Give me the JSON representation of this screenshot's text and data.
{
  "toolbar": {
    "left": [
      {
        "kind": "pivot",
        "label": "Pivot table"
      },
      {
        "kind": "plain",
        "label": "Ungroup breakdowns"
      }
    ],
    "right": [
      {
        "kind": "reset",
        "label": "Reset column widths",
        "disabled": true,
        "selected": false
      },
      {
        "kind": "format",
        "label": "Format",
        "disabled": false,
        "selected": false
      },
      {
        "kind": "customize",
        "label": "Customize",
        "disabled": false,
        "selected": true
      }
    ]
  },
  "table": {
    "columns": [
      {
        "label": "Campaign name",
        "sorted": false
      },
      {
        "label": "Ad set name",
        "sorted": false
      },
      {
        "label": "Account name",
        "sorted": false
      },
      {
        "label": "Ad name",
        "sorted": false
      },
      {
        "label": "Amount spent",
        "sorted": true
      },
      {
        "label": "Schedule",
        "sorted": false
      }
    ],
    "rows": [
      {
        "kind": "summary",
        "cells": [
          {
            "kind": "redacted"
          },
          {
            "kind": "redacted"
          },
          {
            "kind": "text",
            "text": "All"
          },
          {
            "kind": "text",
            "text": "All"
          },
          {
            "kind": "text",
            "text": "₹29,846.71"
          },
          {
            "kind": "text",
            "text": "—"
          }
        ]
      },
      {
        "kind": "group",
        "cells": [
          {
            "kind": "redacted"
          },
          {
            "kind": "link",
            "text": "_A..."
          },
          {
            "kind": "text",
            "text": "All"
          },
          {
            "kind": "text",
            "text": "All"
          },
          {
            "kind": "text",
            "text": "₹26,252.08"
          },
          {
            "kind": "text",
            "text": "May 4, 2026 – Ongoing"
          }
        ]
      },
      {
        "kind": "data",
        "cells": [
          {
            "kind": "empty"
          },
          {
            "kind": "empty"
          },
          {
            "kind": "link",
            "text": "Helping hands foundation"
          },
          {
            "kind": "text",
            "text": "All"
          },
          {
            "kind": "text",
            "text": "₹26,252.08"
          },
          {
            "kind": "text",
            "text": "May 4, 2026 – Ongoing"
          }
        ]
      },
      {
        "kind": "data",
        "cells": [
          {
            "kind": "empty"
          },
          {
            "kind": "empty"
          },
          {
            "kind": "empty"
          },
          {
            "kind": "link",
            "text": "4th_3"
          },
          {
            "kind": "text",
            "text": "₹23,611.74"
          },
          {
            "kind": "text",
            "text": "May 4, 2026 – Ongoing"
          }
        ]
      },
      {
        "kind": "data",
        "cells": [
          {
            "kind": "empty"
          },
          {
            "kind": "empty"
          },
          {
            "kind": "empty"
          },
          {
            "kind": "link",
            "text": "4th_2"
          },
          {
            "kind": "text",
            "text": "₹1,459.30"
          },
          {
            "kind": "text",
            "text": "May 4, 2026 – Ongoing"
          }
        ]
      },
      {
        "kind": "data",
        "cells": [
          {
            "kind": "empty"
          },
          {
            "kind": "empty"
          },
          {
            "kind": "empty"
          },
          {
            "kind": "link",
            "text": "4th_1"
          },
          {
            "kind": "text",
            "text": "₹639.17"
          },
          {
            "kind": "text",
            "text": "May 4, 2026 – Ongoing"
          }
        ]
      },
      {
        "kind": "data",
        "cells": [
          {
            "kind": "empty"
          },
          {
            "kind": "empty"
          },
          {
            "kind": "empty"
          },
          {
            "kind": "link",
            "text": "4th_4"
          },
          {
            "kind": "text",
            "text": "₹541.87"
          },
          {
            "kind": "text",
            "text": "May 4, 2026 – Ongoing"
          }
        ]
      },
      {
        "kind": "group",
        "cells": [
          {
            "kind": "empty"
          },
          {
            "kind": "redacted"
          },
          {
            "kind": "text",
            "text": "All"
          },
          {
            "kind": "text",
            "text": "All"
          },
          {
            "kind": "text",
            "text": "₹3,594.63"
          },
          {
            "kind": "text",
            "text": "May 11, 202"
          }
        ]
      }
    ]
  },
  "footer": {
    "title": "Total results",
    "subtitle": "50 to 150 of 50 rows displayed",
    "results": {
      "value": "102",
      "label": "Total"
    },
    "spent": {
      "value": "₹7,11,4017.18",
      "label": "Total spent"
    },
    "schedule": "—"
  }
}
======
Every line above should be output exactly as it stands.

# Answer to the problem
Give me the JSON representation of this screenshot's text and data.
{
  "toolbar": {
    "left": [
      {
        "kind": "pivot",
        "label": "Pivot table"
      },
      {
        "kind": "plain",
        "label": "Ungroup breakdowns"
      }
    ],
    "right": [
      {
        "kind": "reset",
        "label": "Reset column widths",
        "disabled": true,
        "selected": false
      },
      {
        "kind": "format",
        "label": "Format",
        "disabled": false,
        "selected": false
      },
      {
        "kind": "customize",
        "label": "Customize",
        "disabled": false,
        "selected": true
      }
    ]
  },
  "table": {
    "columns": [
      {
        "label": "Campaign name",
        "sorted": false
      },
      {
        "label": "Ad set name",
        "sorted": false
      },
      {
        "label": "Account name",
        "sorted": false
      },
      {
        "label": "Ad name",
        "sorted": false
      },
      {
        "label": "Amount spent",
        "sorted": true
      },
      {
        "label": "Schedule",
        "sorted": false
      }
    ],
    "rows": [
      {
        "kind": "summary",
        "cells": [
          {
            "kind": "redacted"
          },
          {
            "kind": "redacted"
          },
          {
            "kind": "text",
            "text": "All"
          },
          {
            "kind": "text",
            "text": "All"
          },
          {
            "kind": "text",
            "text": "₹29,846.71"
          },
          {
            "kind": "text",
            "text": "—"
          }
        ]
      },
      {
        "kind": "group",
        "cells": [
          {
            "kind": "redacted"
          },
          {
            "kind": "link",
            "text": "_A..."
          },
          {
            "kind": "text",
            "text": "All"
          },
          {
            "kind": "text",
            "text": "All"
          },
          {
            "kind": "text",
            "text": "₹26,252.08"
          },
          {
            "kind": "text",
            "text": "May 4, 2026 – Ongoing"
          }
        ]
      },
      {
        "kind": "data",
        "cells": [
          {
            "kind": "empty"
          },
          {
            "kind": "empty"
          },
          {
            "kind": "link",
            "text": "Helping hands foundation"
          },
          {
            "kind": "text",
            "text": "All"
          },
          {
            "kind": "text",
            "text": "₹26,252.08"
          },
          {
            "kind": "text",
            "text": "May 4, 2026 – Ongoing"
          }
        ]
      },
      {
        "kind": "data",
        "cells": [
          {
            "kind": "empty"
          },
          {
            "kind": "empty"
          },
          {
            "kind": "empty"
          },
          {
            "kind": "link",
            "text": "4th_3"
          },
          {
            "kind": "text",
            "text": "₹23,611.74"
          },
          {
            "kind": "text",
            "text": "May 4, 2026 – Ongoing"
          }
        ]
      },
      {
        "kind": "data",
        "cells": [
          {
            "kind": "empty"
          },
          {
            "kind": "empty"
          },
          {
            "kind": "empty"
          },
          {
            "kind": "link",
            "text": "4th_2"
          },
          {
            "kind": "text",
            "text": "₹1,459.30"
          },
          {
            "kind": "text",
            "text": "May 4, 2026 – Ongoing"
          }
        ]
      },
      {
        "kind": "data",
        "cells": [
          {
            "kind": "empty"
          },
          {
            "kind": "empty"
          },
          {
            "kind": "empty"
          },
          {
            "kind": "link",
            "text": "4th_1"
          },
          {
            "kind": "text",
            "text": "₹639.17"
          },
          {
            "kind": "text",
            "text": "May 4, 2026 – Ongoing"
          }
        ]
      },
      {
        "kind": "data",
        "cells": [
          {
            "kind": "empty"
          },
          {
            "kind": "empty"
          },
          {
            "kind": "empty"
          },
          {
            "kind": "link",
            "text": "4th_4"
          },
          {
            "kind": "text",
            "text": "₹541.87"
          },
          {
            "kind": "text",
            "text": "May 4, 2026 – Ongoing"
          }
        ]
      },
      {
        "kind": "group",
        "cells": [
          {
            "kind": "empty"
          },
          {
            "kind": "redacted"
          },
          {
            "kind": "text",
            "text": "All"
          },
          {
            "kind": "text",
            "text": "All"
          },
          {
            "kind": "text",
            "text": "₹3,594.63"
          },
          {
            "kind": "text",
            "text": "May 11, 202"
          }
        ]
      }
    ]
  },
  "footer": {
    "title": "Total results",
    "subtitle": "50 to 150 of 50 rows displayed",
    "results": {
      "value": "102",
      "label": "Total"
    },
    "spent": {
      "value": "₹7,11,4017.18",
      "label": "Total spent"
    },
    "schedule": "—"
  }
}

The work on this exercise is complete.